    Despite a report that nearly 26,000 U.S. military members were victims of sexual assault, one Wall Street Journal writer claims that the crackdown is “a political campaign against sexual assault in the military that shows signs of becoming an effort to criminalize male sexuality.” Uh, OK. As part of the mounting “war on men,” he uses the example of Lt. Gen. Susan J. Helms, who pardoned an officer found guilty of sexual assault. James Taranto said that Sen. Claire McCaskill has blocked Helms’s promotion. But as Hannah Groch-Begley of Media Matters puts it, McCaskill is just trying to find out why Helms “ignored her legal advisers and overturned a jury of five Air Force officers.” In his column, Taranto argues that commanders should retain the right to offer clemency, since the Helms case “demonstrates that the authority offers crucial protection for the accused.”

  • As Congress investigates the growing epidemic of sexual assaults within the military, the Senate Armed Services Committee holds a hearing on Capitol Hill in Washington, Tuesday, to demand answers from top uniformed leaders about whether a drastic overhaul of the military justice system is needed. (J. Scott Applewhite/AP)

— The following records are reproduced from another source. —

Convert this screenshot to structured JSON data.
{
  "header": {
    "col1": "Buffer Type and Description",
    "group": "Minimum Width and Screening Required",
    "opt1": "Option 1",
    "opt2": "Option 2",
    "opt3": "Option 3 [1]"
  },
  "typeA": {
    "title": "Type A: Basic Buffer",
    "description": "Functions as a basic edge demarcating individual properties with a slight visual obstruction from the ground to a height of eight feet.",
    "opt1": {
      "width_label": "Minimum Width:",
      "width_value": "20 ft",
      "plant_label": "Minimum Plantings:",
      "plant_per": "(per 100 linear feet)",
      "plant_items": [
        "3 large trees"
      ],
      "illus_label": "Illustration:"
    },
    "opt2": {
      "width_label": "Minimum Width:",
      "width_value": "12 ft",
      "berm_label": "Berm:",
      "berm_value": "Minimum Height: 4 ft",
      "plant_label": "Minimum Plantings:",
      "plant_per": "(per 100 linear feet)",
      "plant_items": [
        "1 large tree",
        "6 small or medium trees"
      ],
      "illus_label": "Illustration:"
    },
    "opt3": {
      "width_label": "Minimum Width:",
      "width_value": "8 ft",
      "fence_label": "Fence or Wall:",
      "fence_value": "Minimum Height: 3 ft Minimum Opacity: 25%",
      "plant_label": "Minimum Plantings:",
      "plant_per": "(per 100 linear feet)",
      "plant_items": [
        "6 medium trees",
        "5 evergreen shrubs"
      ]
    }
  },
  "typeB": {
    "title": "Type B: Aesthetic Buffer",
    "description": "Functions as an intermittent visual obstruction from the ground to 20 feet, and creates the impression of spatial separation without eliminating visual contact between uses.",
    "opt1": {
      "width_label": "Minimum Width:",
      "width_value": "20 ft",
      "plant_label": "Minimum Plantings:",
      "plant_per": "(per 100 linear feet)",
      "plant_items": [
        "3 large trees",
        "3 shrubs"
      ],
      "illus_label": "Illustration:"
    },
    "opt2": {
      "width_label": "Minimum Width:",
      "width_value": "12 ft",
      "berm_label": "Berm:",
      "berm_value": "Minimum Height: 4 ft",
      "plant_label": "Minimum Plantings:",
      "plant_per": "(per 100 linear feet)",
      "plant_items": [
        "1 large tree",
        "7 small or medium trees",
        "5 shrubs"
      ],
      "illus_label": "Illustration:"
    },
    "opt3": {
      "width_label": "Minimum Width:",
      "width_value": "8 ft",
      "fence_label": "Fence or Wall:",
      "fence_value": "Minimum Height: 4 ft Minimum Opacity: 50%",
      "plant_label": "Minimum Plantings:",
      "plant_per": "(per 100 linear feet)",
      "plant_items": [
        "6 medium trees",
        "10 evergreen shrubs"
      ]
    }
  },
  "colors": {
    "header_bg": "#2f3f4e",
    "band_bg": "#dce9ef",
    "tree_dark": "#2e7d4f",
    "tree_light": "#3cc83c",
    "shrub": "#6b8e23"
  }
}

    Sexual-Assault Measure to Be Cut

    Senate sides with military commanders.

    Sen. Carl Levin, chairman of the Armed Services Committee, struck down a measure by Sen. Kirsten Gillibrand regarding oversight of sexual assaults in the military. Under Levin’s measure, senior officers would be able to review decisions concerning sexual-assault crimes. Gillibrand’s measure would’ve given that power to military prosecutors—not commanders. This would change the current system, but keeps cases within the chain of command. Levin’s phone number was recently posted on Twitter by MoveOn.org, allowing people to call and demand he campaign for change in how the military handles sexual assault. The Pentagon estimates that 26,000 assaults occurred last year.


    Navy SEAL Comes Out as Transgender

    After retiring.

    Will this change the military's policy? After 20 years of service as a Navy SEAL, Kristin Beck has come out as transgender—the first member of the military’s most elite force to do so publicly. Born as a male and named Chris, Beck was on SEAL Team 6, the unit famous for killing Osama bin Laden, although she retired a few months before that mission. Beck has written a new memoir, Warrior Princess, that details her service and her post-SEAL life as a transgender woman. Despite the repeal of “don’t ask, don’t tell” in 2011, transgender individuals are still barred from serving in the military.